WHAT THE TASK REQUIRES – Set down the material exactly, keeping every line whole.

EXCERPTED DATA –
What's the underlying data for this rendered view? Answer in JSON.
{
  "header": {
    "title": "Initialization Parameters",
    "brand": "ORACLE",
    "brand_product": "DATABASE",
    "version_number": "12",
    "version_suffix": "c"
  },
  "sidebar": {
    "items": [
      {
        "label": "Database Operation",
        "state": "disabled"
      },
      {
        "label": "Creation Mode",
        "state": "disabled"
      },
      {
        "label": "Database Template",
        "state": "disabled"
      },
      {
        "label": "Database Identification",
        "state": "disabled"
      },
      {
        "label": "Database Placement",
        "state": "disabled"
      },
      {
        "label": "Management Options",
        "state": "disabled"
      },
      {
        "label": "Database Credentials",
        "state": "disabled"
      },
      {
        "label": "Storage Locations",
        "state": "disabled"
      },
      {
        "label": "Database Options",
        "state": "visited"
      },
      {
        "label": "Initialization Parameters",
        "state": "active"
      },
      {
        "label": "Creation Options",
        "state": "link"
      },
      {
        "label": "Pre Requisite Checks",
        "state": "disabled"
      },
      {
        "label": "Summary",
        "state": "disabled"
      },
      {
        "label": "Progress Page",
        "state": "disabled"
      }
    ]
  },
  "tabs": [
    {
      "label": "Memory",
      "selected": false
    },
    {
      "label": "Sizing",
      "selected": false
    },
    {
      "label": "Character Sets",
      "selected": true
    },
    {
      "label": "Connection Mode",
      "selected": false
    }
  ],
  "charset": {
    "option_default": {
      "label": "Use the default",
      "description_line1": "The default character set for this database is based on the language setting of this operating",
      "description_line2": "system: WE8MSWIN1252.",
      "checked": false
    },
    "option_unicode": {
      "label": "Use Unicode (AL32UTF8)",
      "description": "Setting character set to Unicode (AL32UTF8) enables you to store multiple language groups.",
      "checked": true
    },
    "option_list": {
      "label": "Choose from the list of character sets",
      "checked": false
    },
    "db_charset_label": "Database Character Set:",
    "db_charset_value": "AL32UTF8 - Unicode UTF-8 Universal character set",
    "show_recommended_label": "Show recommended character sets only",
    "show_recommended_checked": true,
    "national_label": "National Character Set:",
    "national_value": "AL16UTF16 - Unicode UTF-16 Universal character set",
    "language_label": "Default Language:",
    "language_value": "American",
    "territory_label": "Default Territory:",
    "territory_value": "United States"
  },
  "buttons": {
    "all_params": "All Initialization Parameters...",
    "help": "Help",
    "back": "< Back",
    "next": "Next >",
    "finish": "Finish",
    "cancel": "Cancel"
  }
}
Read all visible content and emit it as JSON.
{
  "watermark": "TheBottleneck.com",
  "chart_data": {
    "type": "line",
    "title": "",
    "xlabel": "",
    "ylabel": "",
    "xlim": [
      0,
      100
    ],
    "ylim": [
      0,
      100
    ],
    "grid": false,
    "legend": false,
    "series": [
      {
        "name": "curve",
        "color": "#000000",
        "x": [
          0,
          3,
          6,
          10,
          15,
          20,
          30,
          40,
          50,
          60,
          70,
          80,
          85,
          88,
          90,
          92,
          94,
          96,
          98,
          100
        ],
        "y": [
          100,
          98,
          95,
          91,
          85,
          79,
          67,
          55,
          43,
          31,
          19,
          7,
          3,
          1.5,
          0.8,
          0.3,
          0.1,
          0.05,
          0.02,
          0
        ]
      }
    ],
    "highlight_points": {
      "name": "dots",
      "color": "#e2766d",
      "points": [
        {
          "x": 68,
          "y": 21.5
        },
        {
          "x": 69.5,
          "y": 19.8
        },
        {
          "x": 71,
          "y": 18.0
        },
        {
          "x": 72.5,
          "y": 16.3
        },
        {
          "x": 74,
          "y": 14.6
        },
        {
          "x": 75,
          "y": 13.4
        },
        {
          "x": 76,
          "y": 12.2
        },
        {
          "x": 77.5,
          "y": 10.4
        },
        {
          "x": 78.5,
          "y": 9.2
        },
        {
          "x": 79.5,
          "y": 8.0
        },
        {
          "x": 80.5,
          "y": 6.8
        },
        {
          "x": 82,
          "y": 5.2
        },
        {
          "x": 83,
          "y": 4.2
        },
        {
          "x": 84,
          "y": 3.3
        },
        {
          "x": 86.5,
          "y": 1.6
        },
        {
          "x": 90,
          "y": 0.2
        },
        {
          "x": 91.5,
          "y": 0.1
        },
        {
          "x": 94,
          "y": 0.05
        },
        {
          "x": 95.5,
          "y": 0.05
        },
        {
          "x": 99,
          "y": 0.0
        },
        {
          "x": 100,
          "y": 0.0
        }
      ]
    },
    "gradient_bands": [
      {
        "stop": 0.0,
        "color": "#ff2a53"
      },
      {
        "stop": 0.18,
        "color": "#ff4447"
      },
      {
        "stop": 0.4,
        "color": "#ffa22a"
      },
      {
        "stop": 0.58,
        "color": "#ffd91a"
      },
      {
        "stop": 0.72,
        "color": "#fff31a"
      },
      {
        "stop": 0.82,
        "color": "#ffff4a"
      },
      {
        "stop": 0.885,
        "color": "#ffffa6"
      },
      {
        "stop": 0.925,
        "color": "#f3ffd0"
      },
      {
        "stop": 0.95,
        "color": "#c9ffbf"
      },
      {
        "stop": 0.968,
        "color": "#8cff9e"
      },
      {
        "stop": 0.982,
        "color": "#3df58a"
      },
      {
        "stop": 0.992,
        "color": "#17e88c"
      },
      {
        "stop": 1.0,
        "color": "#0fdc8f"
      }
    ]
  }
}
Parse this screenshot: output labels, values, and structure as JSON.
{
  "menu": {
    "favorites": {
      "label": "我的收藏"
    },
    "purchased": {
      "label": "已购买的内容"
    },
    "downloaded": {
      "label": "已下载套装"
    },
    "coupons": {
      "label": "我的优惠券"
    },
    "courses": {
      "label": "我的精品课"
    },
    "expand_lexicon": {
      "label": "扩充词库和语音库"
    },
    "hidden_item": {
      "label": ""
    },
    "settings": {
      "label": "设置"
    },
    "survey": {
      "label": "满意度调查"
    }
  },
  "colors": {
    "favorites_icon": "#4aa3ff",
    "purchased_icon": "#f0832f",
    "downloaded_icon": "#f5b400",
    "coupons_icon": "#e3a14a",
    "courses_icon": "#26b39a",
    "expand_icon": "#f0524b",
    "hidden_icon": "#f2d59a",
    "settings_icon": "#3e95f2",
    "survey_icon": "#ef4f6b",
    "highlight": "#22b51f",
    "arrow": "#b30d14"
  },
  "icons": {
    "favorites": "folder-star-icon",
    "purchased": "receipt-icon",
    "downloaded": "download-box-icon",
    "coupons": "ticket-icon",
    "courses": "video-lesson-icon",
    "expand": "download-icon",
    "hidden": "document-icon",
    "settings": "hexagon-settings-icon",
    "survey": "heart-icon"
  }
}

ANSWER SPACE –
What's the underlying data for this rendered view? Answer in JSON.
{
  "header": {
    "title": "Initialization Parameters",
    "brand": "ORACLE",
    "brand_product": "DATABASE",
    "version_number": "12",
    "version_suffix": "c"
  },
  "sidebar": {
    "items": [
      {
        "label": "Database Operation",
        "state": "disabled"
      },
      {
        "label": "Creation Mode",
        "state": "disabled"
      },
      {
        "label": "Database Template",
        "state": "disabled"
      },
      {
        "label": "Database Identification",
        "state": "disabled"
      },
      {
        "label": "Database Placement",
        "state": "disabled"
      },
      {
        "label": "Management Options",
        "state": "disabled"
      },
      {
        "label": "Database Credentials",
        "state": "disabled"
      },
      {
        "label": "Storage Locations",
        "state": "disabled"
      },
      {
        "label": "Database Options",
        "state": "visited"
      },
      {
        "label": "Initialization Parameters",
        "state": "active"
      },
      {
        "label": "Creation Options",
        "state": "link"
      },
      {
        "label": "Pre Requisite Checks",
        "state": "disabled"
      },
      {
        "label": "Summary",
        "state": "disabled"
      },
      {
        "label": "Progress Page",
        "state": "disabled"
      }
    ]
  },
  "tabs": [
    {
      "label": "Memory",
      "selected": false
    },
    {
      "label": "Sizing",
      "selected": false
    },
    {
      "label": "Character Sets",
      "selected": true
    },
    {
      "label": "Connection Mode",
      "selected": false
    }
  ],
  "charset": {
    "option_default": {
      "label": "Use the default",
      "description_line1": "The default character set for this database is based on the language setting of this operating",
      "description_line2": "system: WE8MSWIN1252.",
      "checked": false
    },
    "option_unicode": {
      "label": "Use Unicode (AL32UTF8)",
      "description": "Setting character set to Unicode (AL32UTF8) enables you to store multiple language groups.",
      "checked": true
    },
    "option_list": {
      "label": "Choose from the list of character sets",
      "checked": false
    },
    "db_charset_label": "Database Character Set:",
    "db_charset_value": "AL32UTF8 - Unicode UTF-8 Universal character set",
    "show_recommended_label": "Show recommended character sets only",
    "show_recommended_checked": true,
    "national_label": "National Character Set:",
    "national_value": "AL16UTF16 - Unicode UTF-16 Universal character set",
    "language_label": "Default Language:",
    "language_value": "American",
    "territory_label": "Default Territory:",
    "territory_value": "United States"
  },
  "buttons": {
    "all_params": "All Initialization Parameters...",
    "help": "Help",
    "back": "< Back",
    "next": "Next >",
    "finish": "Finish",
    "cancel": "Cancel"
  }
}
Read all visible content and emit it as JSON.
{
  "watermark": "TheBottleneck.com",
  "chart_data": {
    "type": "line",
    "title": "",
    "xlabel": "",
    "ylabel": "",
    "xlim": [
      0,
      100
    ],
    "ylim": [
      0,
      100
    ],
    "grid": false,
    "legend": false,
    "series": [
      {
        "name": "curve",
        "color": "#000000",
        "x": [
          0,
          3,
          6,
          10,
          15,
          20,
          30,
          40,
          50,
          60,
          70,
          80,
          85,
          88,
          90,
          92,
          94,
          96,
          98,
          100
        ],
        "y": [
          100,
          98,
          95,
          91,
          85,
          79,
          67,
          55,
          43,
          31,
          19,
          7,
          3,
          1.5,
          0.8,
          0.3,
          0.1,
          0.05,
          0.02,
          0
        ]
      }
    ],
    "highlight_points": {
      "name": "dots",
      "color": "#e2766d",
      "points": [
        {
          "x": 68,
          "y": 21.5
        },
        {
          "x": 69.5,
          "y": 19.8
        },
        {
          "x": 71,
          "y": 18.0
        },
        {
          "x": 72.5,
          "y": 16.3
        },
        {
          "x": 74,
          "y": 14.6
        },
        {
          "x": 75,
          "y": 13.4
        },
        {
          "x": 76,
          "y": 12.2
        },
        {
          "x": 77.5,
          "y": 10.4
        },
        {
          "x": 78.5,
          "y": 9.2
        },
        {
          "x": 79.5,
          "y": 8.0
        },
        {
          "x": 80.5,
          "y": 6.8
        },
        {
          "x": 82,
          "y": 5.2
        },
        {
          "x": 83,
          "y": 4.2
        },
        {
          "x": 84,
          "y": 3.3
        },
        {
          "x": 86.5,
          "y": 1.6
        },
        {
          "x": 90,
          "y": 0.2
        },
        {
          "x": 91.5,
          "y": 0.1
        },
        {
          "x": 94,
          "y": 0.05
        },
        {
          "x": 95.5,
          "y": 0.05
        },
        {
          "x": 99,
          "y": 0.0
        },
        {
          "x": 100,
          "y": 0.0
        }
      ]
    },
    "gradient_bands": [
      {
        "stop": 0.0,
        "color": "#ff2a53"
      },
      {
        "stop": 0.18,
        "color": "#ff4447"
      },
      {
        "stop": 0.4,
        "color": "#ffa22a"
      },
      {
        "stop": 0.58,
        "color": "#ffd91a"
      },
      {
        "stop": 0.72,
        "color": "#fff31a"
      },
      {
        "stop": 0.82,
        "color": "#ffff4a"
      },
      {
        "stop": 0.885,
        "color": "#ffffa6"
      },
      {
        "stop": 0.925,
        "color": "#f3ffd0"
      },
      {
        "stop": 0.95,
        "color": "#c9ffbf"
      },
      {
        "stop": 0.968,
        "color": "#8cff9e"
      },
      {
        "stop": 0.982,
        "color": "#3df58a"
      },
      {
        "stop": 0.992,
        "color": "#17e88c"
      },
      {
        "stop": 1.0,
        "color": "#0fdc8f"
      }
    ]
  }
}
Parse this screenshot: output labels, values, and structure as JSON.
{
  "menu": {
    "favorites": {
      "label": "我的收藏"
    },
    "purchased": {
      "label": "已购买的内容"
    },
    "downloaded": {
      "label": "已下载套装"
    },
    "coupons": {
      "label": "我的优惠券"
    },
    "courses": {
      "label": "我的精品课"
    },
    "expand_lexicon": {
      "label": "扩充词库和语音库"
    },
    "hidden_item": {
      "label": ""
    },
    "settings": {
      "label": "设置"
    },
    "survey": {
      "label": "满意度调查"
    }
  },
  "colors": {
    "favorites_icon": "#4aa3ff",
    "purchased_icon": "#f0832f",
    "downloaded_icon": "#f5b400",
    "coupons_icon": "#e3a14a",
    "courses_icon": "#26b39a",
    "expand_icon": "#f0524b",
    "hidden_icon": "#f2d59a",
    "settings_icon": "#3e95f2",
    "survey_icon": "#ef4f6b",
    "highlight": "#22b51f",
    "arrow": "#b30d14"
  },
  "icons": {
    "favorites": "folder-star-icon",
    "purchased": "receipt-icon",
    "downloaded": "download-box-icon",
    "coupons": "ticket-icon",
    "courses": "video-lesson-icon",
    "expand": "download-icon",
    "hidden": "document-icon",
    "settings": "hexagon-settings-icon",
    "survey": "heart-icon"
  }
}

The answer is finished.